    Minnetonka 2016 Homecoming Parade
    Often we concentrate efforts on getting out a key message and then think we're done afterwards. We often think we can move on and that it won't need to be repeated or revisited. In education, we may have a building or even district -wide theme around anti-bullying, being peacemakers, learning from failure, etc., or have key points of which we want all parents and/or students to be aware, such as 1:1 policies or digital citizenship guidelines and best practices. Since these messages are important, it is vital to think about the frequency and reoccurrence needed for these messages to be fully known. 

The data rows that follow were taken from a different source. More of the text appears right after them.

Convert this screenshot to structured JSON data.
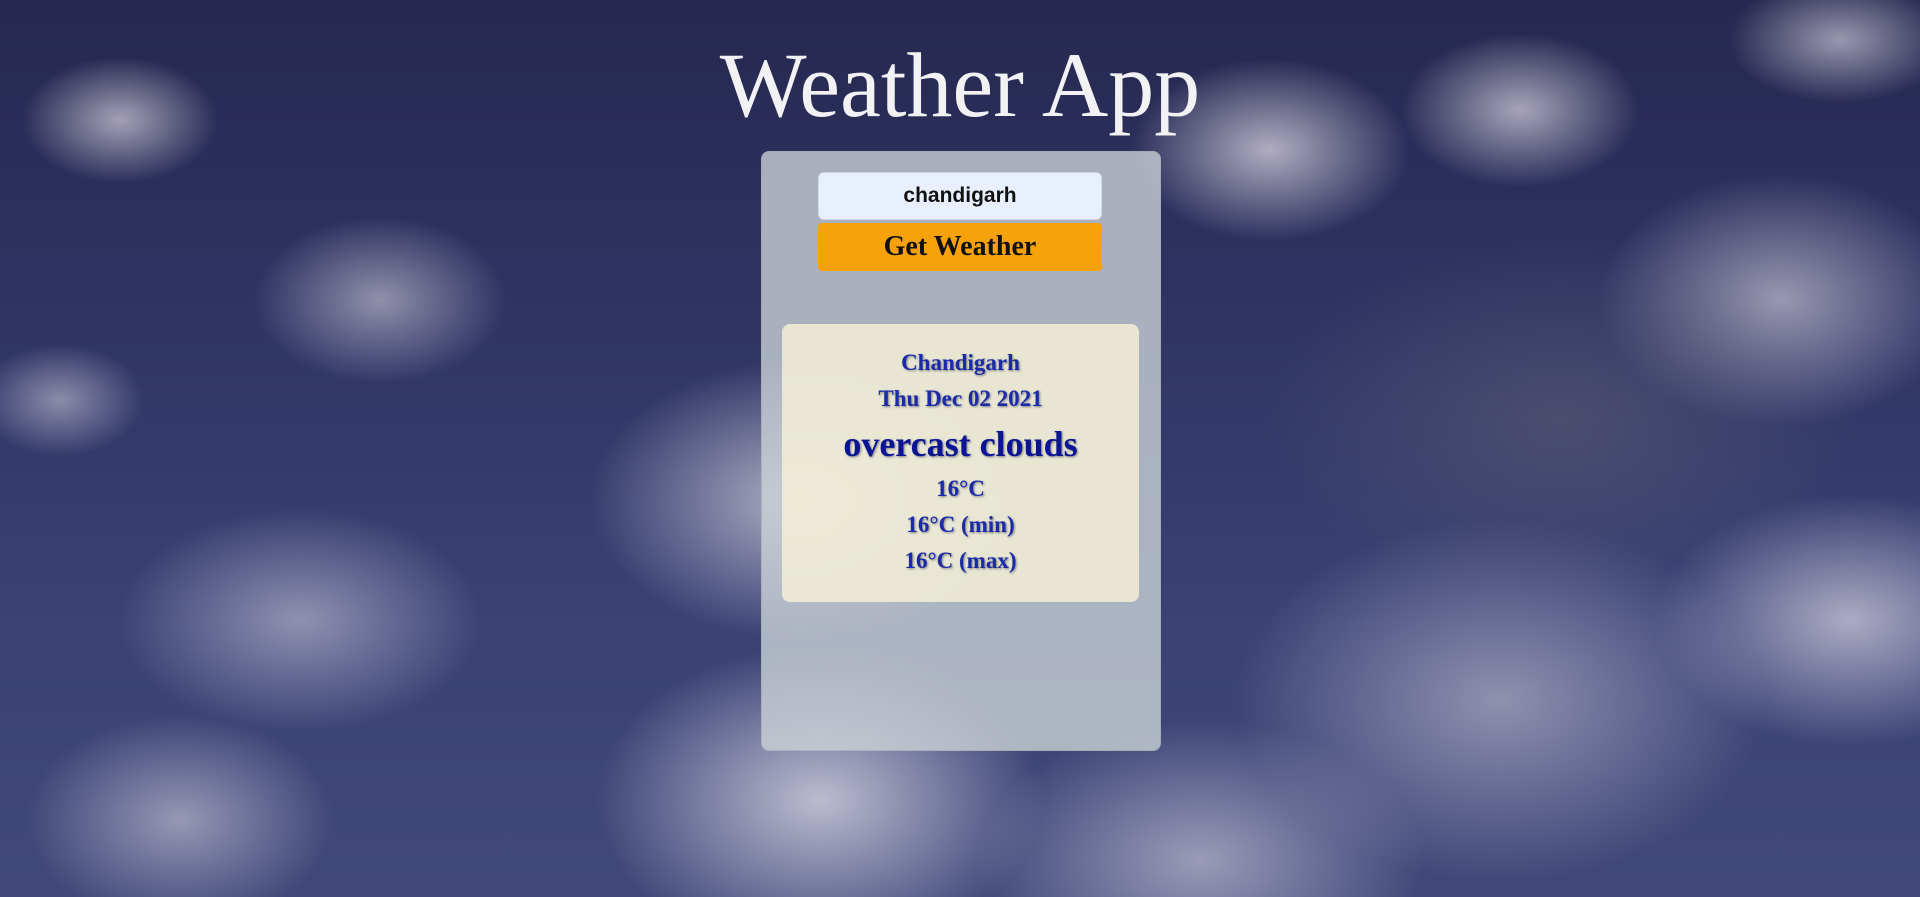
{
  "app": {
    "title": "Weather App"
  },
  "search": {
    "value": "chandigarh",
    "button_label": "Get Weather"
  },
  "weather": {
    "city": "Chandigarh",
    "date": "Thu Dec 02 2021",
    "description": "overcast clouds",
    "temp": "16°C",
    "temp_min": "16°C (min)",
    "temp_max": "16°C (max)"
  },
  "colors": {
    "button": "#f7a10b",
    "input_background": "#e8f0fe",
    "result_text": "#1a2aa8",
    "card_background": "#f5f2d7"
  }
}
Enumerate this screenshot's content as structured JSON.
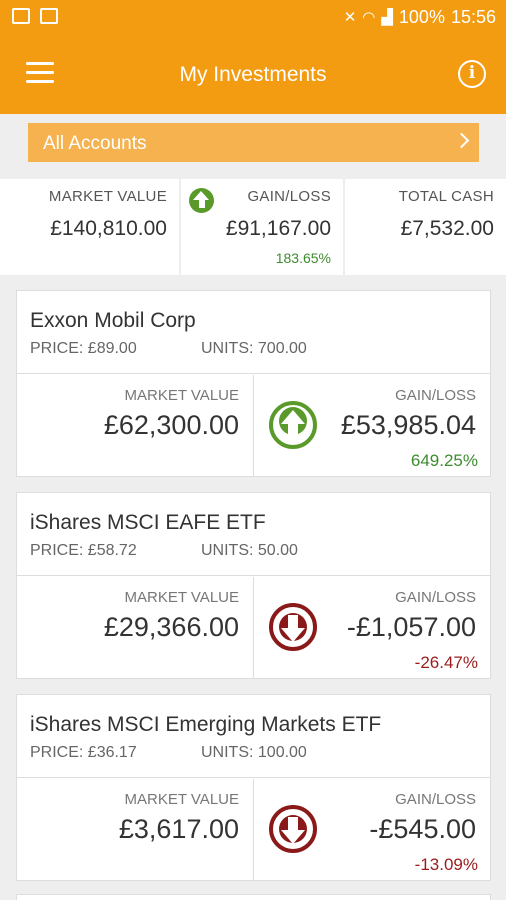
{
  "status_bar": {
    "left_icons": [
      "image-icon",
      "notification-image-icon"
    ],
    "right_icons": [
      "mute-icon",
      "wifi-icon",
      "signal-icon"
    ],
    "battery": "100%",
    "time": "15:56"
  },
  "app_bar": {
    "title": "My Investments",
    "menu_icon": "hamburger-menu-icon",
    "info_icon": "info-icon",
    "background_color": "#f39c12"
  },
  "accounts_selector": {
    "label": "All Accounts",
    "icon": "chevron-right-icon"
  },
  "summary": {
    "market_value_label": "MARKET VALUE",
    "market_value": "£140,810.00",
    "gain_loss_label": "GAIN/LOSS",
    "gain_loss": "£91,167.00",
    "gain_loss_pct": "183.65%",
    "gain_loss_direction": "up",
    "total_cash_label": "TOTAL CASH",
    "total_cash": "£7,532.00"
  },
  "holdings": [
    {
      "name": "Exxon Mobil Corp",
      "price": "PRICE: £89.00",
      "units": "UNITS: 700.00",
      "market_value_label": "MARKET VALUE",
      "market_value": "£62,300.00",
      "gain_loss_label": "GAIN/LOSS",
      "gain_loss": "£53,985.04",
      "gain_loss_pct": "649.25%",
      "direction": "up"
    },
    {
      "name": "iShares MSCI EAFE ETF",
      "price": "PRICE: £58.72",
      "units": "UNITS: 50.00",
      "market_value_label": "MARKET VALUE",
      "market_value": "£29,366.00",
      "gain_loss_label": "GAIN/LOSS",
      "gain_loss": "-£1,057.00",
      "gain_loss_pct": "-26.47%",
      "direction": "down"
    },
    {
      "name": "iShares MSCI Emerging Markets ETF",
      "price": "PRICE: £36.17",
      "units": "UNITS: 100.00",
      "market_value_label": "MARKET VALUE",
      "market_value": "£3,617.00",
      "gain_loss_label": "GAIN/LOSS",
      "gain_loss": "-£545.00",
      "gain_loss_pct": "-13.09%",
      "direction": "down"
    }
  ],
  "colors": {
    "accent": "#f39c12",
    "positive": "#3d8b2f",
    "negative": "#9b1c1c"
  }
}
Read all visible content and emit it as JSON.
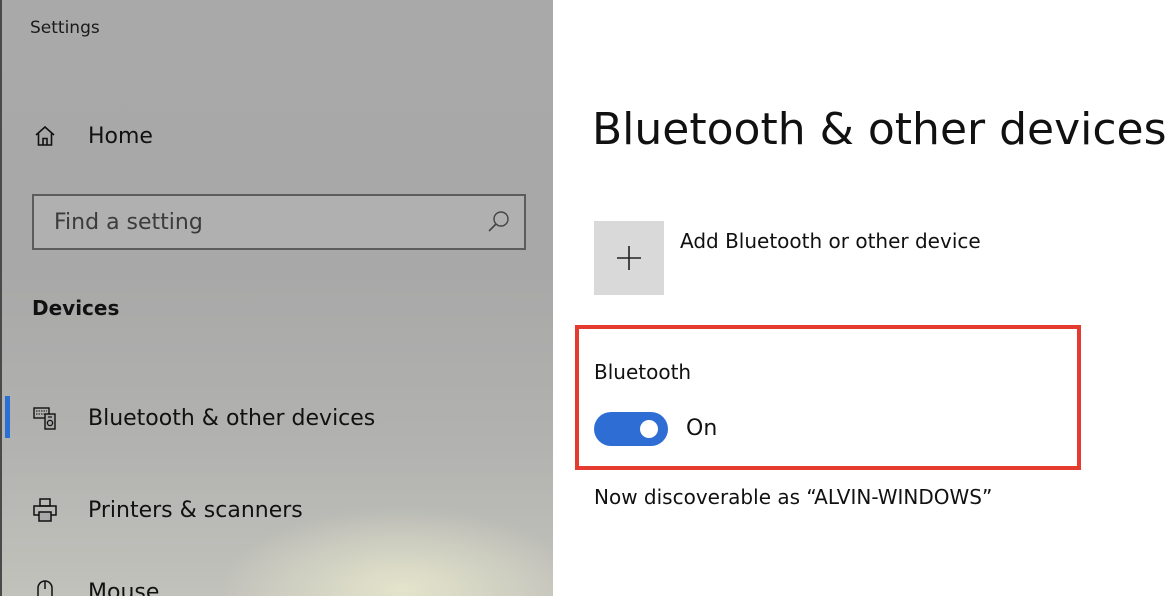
{
  "app": {
    "title": "Settings"
  },
  "sidebar": {
    "home_label": "Home",
    "search": {
      "placeholder": "Find a setting",
      "value": ""
    },
    "section_heading": "Devices",
    "items": [
      {
        "label": "Bluetooth & other devices",
        "icon": "bluetooth-devices-icon",
        "active": true
      },
      {
        "label": "Printers & scanners",
        "icon": "printer-icon",
        "active": false
      },
      {
        "label": "Mouse",
        "icon": "mouse-icon",
        "active": false
      }
    ]
  },
  "main": {
    "title": "Bluetooth & other devices",
    "add_device_label": "Add Bluetooth or other device",
    "bluetooth": {
      "label": "Bluetooth",
      "toggle_state": "On",
      "enabled": true
    },
    "discoverable_text": "Now discoverable as “ALVIN-WINDOWS”"
  },
  "colors": {
    "accent": "#2e6ed4",
    "highlight": "#e53a2f",
    "sidebar_bg": "#a9a9a9",
    "tile_bg": "#d9d9d9"
  }
}
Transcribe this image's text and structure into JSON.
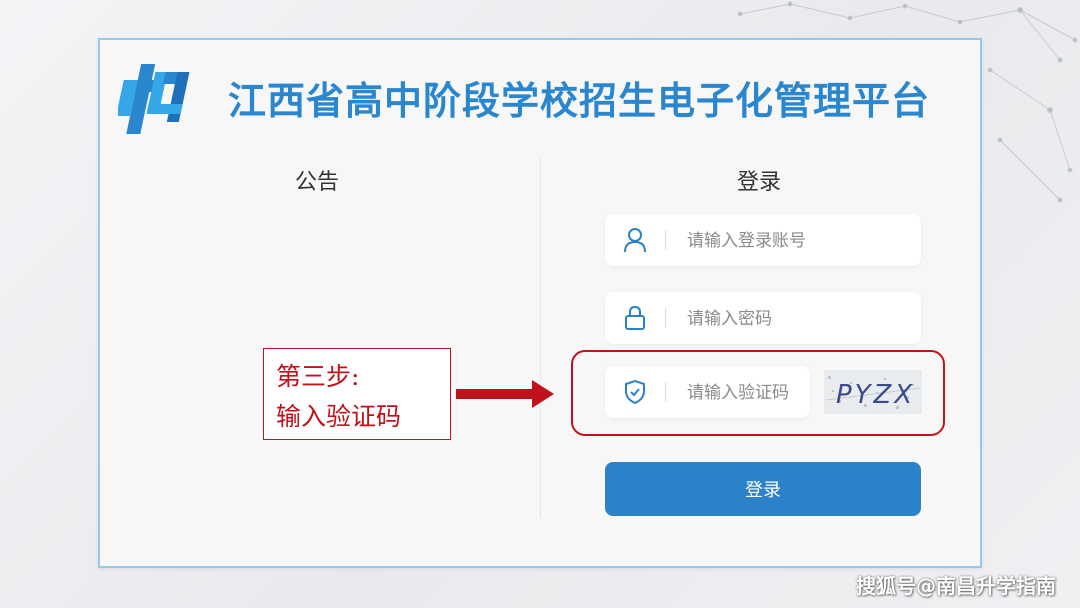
{
  "header": {
    "title": "江西省高中阶段学校招生电子化管理平台",
    "logo_icon": "platform-logo-icon"
  },
  "notice": {
    "title": "公告"
  },
  "login": {
    "title": "登录",
    "account": {
      "placeholder": "请输入登录账号",
      "icon": "user-icon"
    },
    "password": {
      "placeholder": "请输入密码",
      "icon": "lock-icon"
    },
    "captcha": {
      "placeholder": "请输入验证码",
      "icon": "shield-icon",
      "image_text": "PYZX"
    },
    "button_label": "登录"
  },
  "annotation": {
    "line1": "第三步:",
    "line2": "输入验证码",
    "color": "#c0121a"
  },
  "watermark": "搜狐号@南昌升学指南",
  "colors": {
    "brand": "#2a86cf",
    "button": "#2b82c9",
    "border": "#9cc8e6"
  }
}
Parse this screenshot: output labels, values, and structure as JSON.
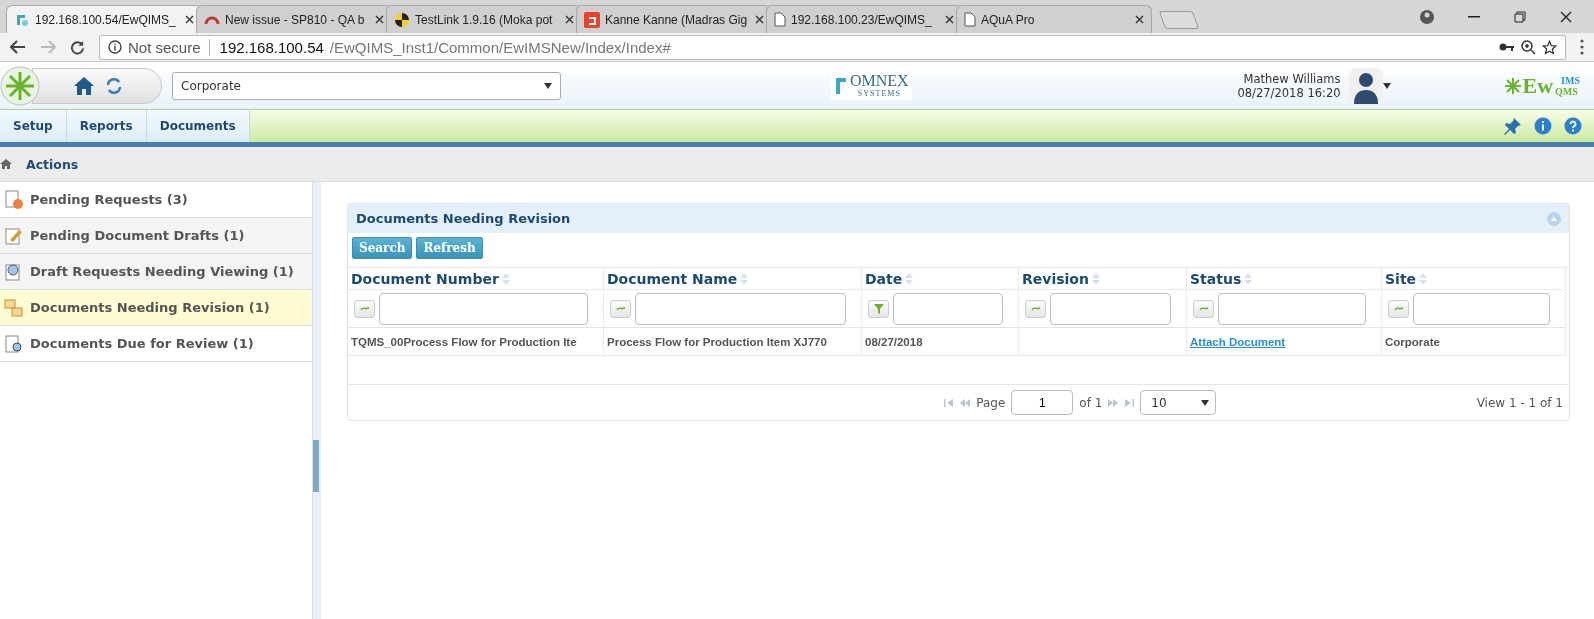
{
  "browser": {
    "tabs": [
      {
        "title": "192.168.100.54/EwQIMS_",
        "selected": true
      },
      {
        "title": "New issue - SP810 - QA b",
        "selected": false
      },
      {
        "title": "TestLink 1.9.16 (Moka pot",
        "selected": false
      },
      {
        "title": "Kanne Kanne (Madras Gig",
        "selected": false
      },
      {
        "title": "192.168.100.23/EwQIMS_",
        "selected": false
      },
      {
        "title": "AQuA Pro",
        "selected": false
      }
    ],
    "security": "Not secure",
    "url_host": "192.168.100.54",
    "url_path": "/EwQIMS_Inst1/Common/EwIMSNew/Index/Index#"
  },
  "header": {
    "site_select": "Corporate",
    "omnex_logo": {
      "name": "OMNEX",
      "tagline": "SYSTEMS"
    },
    "user_name": "Mathew Williams",
    "datetime": "08/27/2018 16:20",
    "product_logo": {
      "main": "Ew",
      "top": "IMS",
      "bottom": "QMS"
    }
  },
  "menu": [
    "Setup",
    "Reports",
    "Documents"
  ],
  "breadcrumb": "Actions",
  "sidebar": {
    "items": [
      {
        "label": "Pending Requests (3)",
        "selected": false
      },
      {
        "label": "Pending Document Drafts (1)",
        "selected": false
      },
      {
        "label": "Draft Requests Needing Viewing (1)",
        "selected": false
      },
      {
        "label": "Documents Needing Revision (1)",
        "selected": true
      },
      {
        "label": "Documents Due for Review (1)",
        "selected": false
      }
    ]
  },
  "panel": {
    "title": "Documents Needing Revision",
    "buttons": [
      "Search",
      "Refresh"
    ],
    "columns": [
      {
        "label": "Document Number",
        "kind": "text"
      },
      {
        "label": "Document Name",
        "kind": "text"
      },
      {
        "label": "Date",
        "kind": "date"
      },
      {
        "label": "Revision",
        "kind": "text"
      },
      {
        "label": "Status",
        "kind": "text"
      },
      {
        "label": "Site",
        "kind": "text"
      }
    ],
    "rows": [
      [
        {
          "kind": "text",
          "text": "TQMS_00Process Flow for Production Ite"
        },
        {
          "kind": "text",
          "text": "Process Flow for Production Item XJ770"
        },
        {
          "kind": "text",
          "text": "08/27/2018"
        },
        {
          "kind": "empty"
        },
        {
          "kind": "link",
          "text": "Attach Document"
        },
        {
          "kind": "text",
          "text": "Corporate"
        }
      ]
    ],
    "pager": {
      "page_label": "Page",
      "page": "1",
      "of": "of 1",
      "page_size": "10",
      "summary": "View 1 - 1 of 1"
    }
  }
}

    There are many ways a message or key points in a program can be lost as quickly as the following school year (or sooner). If we fail to remember that new students and families who weren't part of the learning in a prior year don't actually know the material, problems may arise. Also, forgetting that in a few years all students and/or families may have moved on to another building completely leaving no one who was part of an original event/lesson. Yet another reason a message may get lost is because students and their families may not be ready for it, such as a message that is for upper elementary students that doesn't apply to the second grade students/parents.

    Minnetonka 2016 Homecoming Parade
    One of my former colleagues used to remind us to think of students and their parents as a passing parade, and educators as viewers on the side watching them pass. In her analogy, she spoke of the need to repeat the same messages over and over again to each passing grade level marching by in the parade for the reasons previously explained above. This is an important point to remember in education. During Digital Citizenship next week and in all the other upcoming public service announcements and communications this year and in the future, remember your audience in education. You may need to revisit, repost, and repeat yourself frequently rather than checking something off as completed and moving on. Once and done isn't enough.

    Related posts:

    Monday, October 9, 2017

    Switch: Managing and Dealing with Change Effectively

    Image Source
    Last week at the EdLeader21 Conference, I had the opportunity to attend a training on Switch, a book on change by brothers Chip and Dan Heath. The book isn't new, originally published in 2010. At some point after publication I had heard about it in a previous training, but last week's session was a good reminder of its valuable lessons about how to manage and deal with change effectively.

    The authors point out that we all deal with changes large and small such as marriage, a new baby, or dealing with new technology or a new procedure or policy. Some change is hard and some change is easy. As we deal with change, we all deal with the emotional and intellectual aspects of each change. The authors have us think of the emotional side of how we deal with change as a two ton elephant and the intellectual side of how we deal with change as the rider trying to reign it in. 

    It was helpful to learn that the emotional side isn't always the bad side. The "elephant" can be the good guy (such as, "Wouldn’t it be cool to… solve malaria" or "serve every student"). The intellectual side can be the bad guy, too (such as  over analysis, research, no action...) The constant conflict between the rider and the elephant is exhausting. Since self-control is exhaustible, change can wear people out. What looks like laziness is often exhaustion. This is important to remember as educators as we deal with students and parents.
    Image Source

    During the training, multiple examples of change and this conflict between the emotional side and the intellectual side were given. The Heaths provide a three part framework for overcoming this internal conflict: 

    1- Direct the Rider
    2- Motivate the Elephant
    3- Shape the Path  

    On the Switch Framework (pictured), each of the options listed has a short sentence with a reminder about a story shared, which would be helpful to fully understand it. You'll need to attend a training or buy the book for this. A quick YouTube search will yield many options for watching videos with the authors which are beneficial. However, the general ideas are still helpful for anyone. The main principles can help you successfully manage and deal with a change, be it in education or elsewhere in life.